      Once I get within the 18 week range of my goal race I will begin a structured program that will increase the intensity of 2 runs each weeks: 1 for lactate threshold training (intervals) and 1 for Max VO2 training (race tempo). The rest of my mileage during the 18 week buildup will be at MAF pace. I run just about every day.

       

      That's what has worked for me -- sort of. I too am still looking for the BQ time that actually gets me to Boston -- I've done a BQ, but didn't make the cutoff when they shaved off time from the "estimated" BQ times to manage the number of runners. This time I plan to add more mileage to my year. I plan to do more miles (MAF miles) this year than my last attempt. I hope it pays off.

       

      Good luck!

       

      BTW: If you're not Dutch, you're not much! At least that's what my father used to say (in jest).

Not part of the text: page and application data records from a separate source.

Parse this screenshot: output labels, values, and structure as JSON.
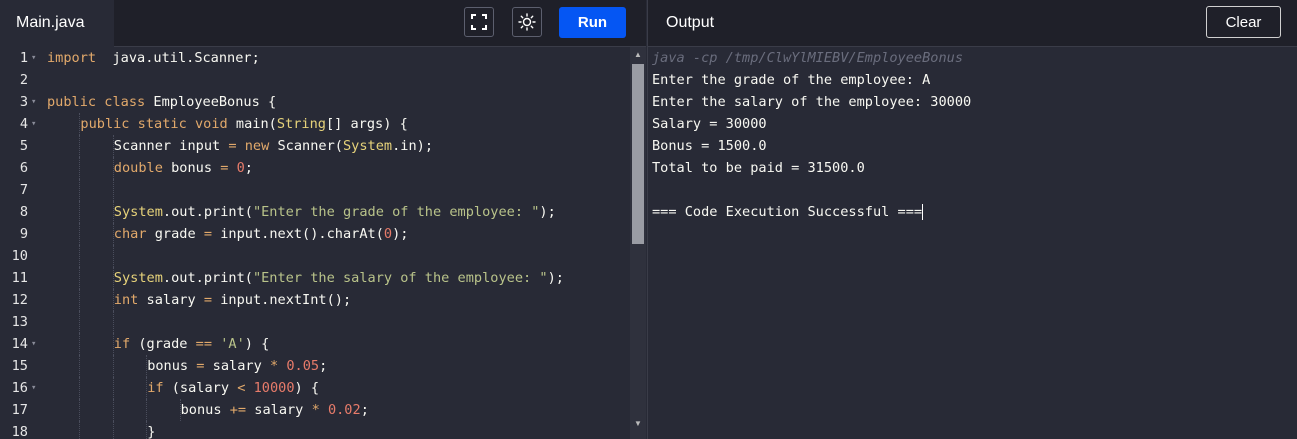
{
  "editor": {
    "file_tab": "Main.java",
    "run_label": "Run",
    "icons": {
      "fullscreen": "fullscreen-icon",
      "theme": "sun-icon"
    },
    "lines": [
      {
        "n": "1",
        "fold": true,
        "indent": 0,
        "tokens": [
          [
            "kw",
            "import"
          ],
          [
            "",
            "  java.util.Scanner;"
          ]
        ]
      },
      {
        "n": "2",
        "fold": false,
        "indent": 0,
        "tokens": []
      },
      {
        "n": "3",
        "fold": true,
        "indent": 0,
        "tokens": [
          [
            "kw",
            "public class"
          ],
          [
            "",
            " EmployeeBonus {"
          ]
        ]
      },
      {
        "n": "4",
        "fold": true,
        "indent": 1,
        "tokens": [
          [
            "kw",
            "public static void"
          ],
          [
            "",
            " main("
          ],
          [
            "ty",
            "String"
          ],
          [
            "",
            "[] args) {"
          ]
        ]
      },
      {
        "n": "5",
        "fold": false,
        "indent": 2,
        "tokens": [
          [
            "",
            "Scanner input "
          ],
          [
            "op",
            "="
          ],
          [
            "",
            " "
          ],
          [
            "kw",
            "new"
          ],
          [
            "",
            " Scanner("
          ],
          [
            "ty",
            "System"
          ],
          [
            "",
            ".in);"
          ]
        ]
      },
      {
        "n": "6",
        "fold": false,
        "indent": 2,
        "tokens": [
          [
            "kw",
            "double"
          ],
          [
            "",
            " bonus "
          ],
          [
            "op",
            "="
          ],
          [
            "",
            " "
          ],
          [
            "num",
            "0"
          ],
          [
            "",
            ";"
          ]
        ]
      },
      {
        "n": "7",
        "fold": false,
        "indent": 2,
        "tokens": []
      },
      {
        "n": "8",
        "fold": false,
        "indent": 2,
        "tokens": [
          [
            "ty",
            "System"
          ],
          [
            "",
            ".out.print("
          ],
          [
            "str",
            "\"Enter the grade of the employee: \""
          ],
          [
            "",
            ");"
          ]
        ]
      },
      {
        "n": "9",
        "fold": false,
        "indent": 2,
        "tokens": [
          [
            "kw",
            "char"
          ],
          [
            "",
            " grade "
          ],
          [
            "op",
            "="
          ],
          [
            "",
            " input.next().charAt("
          ],
          [
            "num",
            "0"
          ],
          [
            "",
            ");"
          ]
        ]
      },
      {
        "n": "10",
        "fold": false,
        "indent": 2,
        "tokens": []
      },
      {
        "n": "11",
        "fold": false,
        "indent": 2,
        "tokens": [
          [
            "ty",
            "System"
          ],
          [
            "",
            ".out.print("
          ],
          [
            "str",
            "\"Enter the salary of the employee: \""
          ],
          [
            "",
            ");"
          ]
        ]
      },
      {
        "n": "12",
        "fold": false,
        "indent": 2,
        "tokens": [
          [
            "kw",
            "int"
          ],
          [
            "",
            " salary "
          ],
          [
            "op",
            "="
          ],
          [
            "",
            " input.nextInt();"
          ]
        ]
      },
      {
        "n": "13",
        "fold": false,
        "indent": 2,
        "tokens": []
      },
      {
        "n": "14",
        "fold": true,
        "indent": 2,
        "tokens": [
          [
            "kw",
            "if"
          ],
          [
            "",
            " (grade "
          ],
          [
            "op",
            "=="
          ],
          [
            "",
            " "
          ],
          [
            "str",
            "'A'"
          ],
          [
            "",
            ") {"
          ]
        ]
      },
      {
        "n": "15",
        "fold": false,
        "indent": 3,
        "tokens": [
          [
            "",
            "bonus "
          ],
          [
            "op",
            "="
          ],
          [
            "",
            " salary "
          ],
          [
            "op",
            "*"
          ],
          [
            "",
            " "
          ],
          [
            "num",
            "0.05"
          ],
          [
            "",
            ";"
          ]
        ]
      },
      {
        "n": "16",
        "fold": true,
        "indent": 3,
        "tokens": [
          [
            "kw",
            "if"
          ],
          [
            "",
            " (salary "
          ],
          [
            "op",
            "<"
          ],
          [
            "",
            " "
          ],
          [
            "num",
            "10000"
          ],
          [
            "",
            ") {"
          ]
        ]
      },
      {
        "n": "17",
        "fold": false,
        "indent": 4,
        "tokens": [
          [
            "",
            "bonus "
          ],
          [
            "op",
            "+="
          ],
          [
            "",
            " salary "
          ],
          [
            "op",
            "*"
          ],
          [
            "",
            " "
          ],
          [
            "num",
            "0.02"
          ],
          [
            "",
            ";"
          ]
        ]
      },
      {
        "n": "18",
        "fold": false,
        "indent": 3,
        "tokens": [
          [
            "",
            "}"
          ]
        ]
      }
    ]
  },
  "output": {
    "title": "Output",
    "clear_label": "Clear",
    "command": "java -cp /tmp/ClwYlMIEBV/EmployeeBonus",
    "lines": [
      "Enter the grade of the employee: A",
      "Enter the salary of the employee: 30000",
      "Salary = 30000",
      "Bonus = 1500.0",
      "Total to be paid = 31500.0",
      "",
      "=== Code Execution Successful ==="
    ]
  },
  "colors": {
    "background": "#282a36",
    "header": "#1f2029",
    "run_button": "#0556f3",
    "keyword": "#e2a96b",
    "type": "#e6d27a",
    "string": "#b9c38a",
    "number": "#e77b6a"
  }
}
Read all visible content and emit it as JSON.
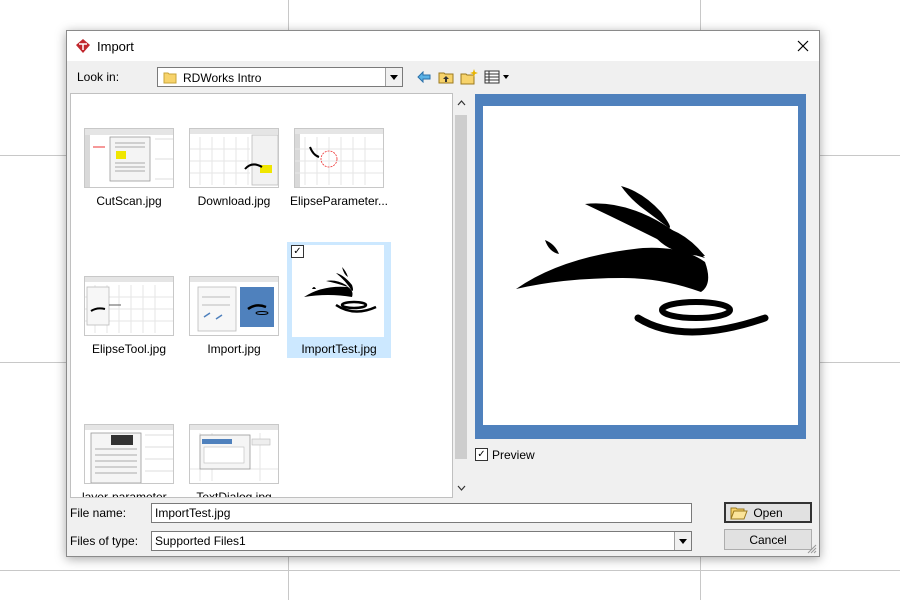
{
  "dialog": {
    "title": "Import"
  },
  "lookin": {
    "label": "Look in:",
    "value": "RDWorks Intro"
  },
  "files": [
    {
      "name": "CutScan.jpg"
    },
    {
      "name": "Download.jpg"
    },
    {
      "name": "ElipseParameter..."
    },
    {
      "name": "ElipseTool.jpg"
    },
    {
      "name": "Import.jpg"
    },
    {
      "name": "ImportTest.jpg",
      "selected": true
    },
    {
      "name": "layer-parameter..."
    },
    {
      "name": "TextDialog.jpg"
    }
  ],
  "preview": {
    "checkbox_label": "Preview",
    "checked": true
  },
  "filename": {
    "label": "File name:",
    "value": "ImportTest.jpg"
  },
  "filetype": {
    "label": "Files of type:",
    "value": "Supported Files1"
  },
  "buttons": {
    "open": "Open",
    "cancel": "Cancel"
  },
  "icons": {
    "app": "rdworks-icon",
    "close": "close-icon",
    "back": "back-arrow-icon",
    "up": "up-folder-icon",
    "new_folder": "new-folder-icon",
    "view_menu": "view-menu-icon"
  },
  "colors": {
    "preview_border": "#4f81bd",
    "selection": "#cce8ff"
  }
}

      an amazing likeness

        Just a pointer to a Group here on RA dedicated to low heart rate / MAF training, might be worth checking in.

         

        Low HR Training

        Acceptable at a dance, invaluable in a shipwreck.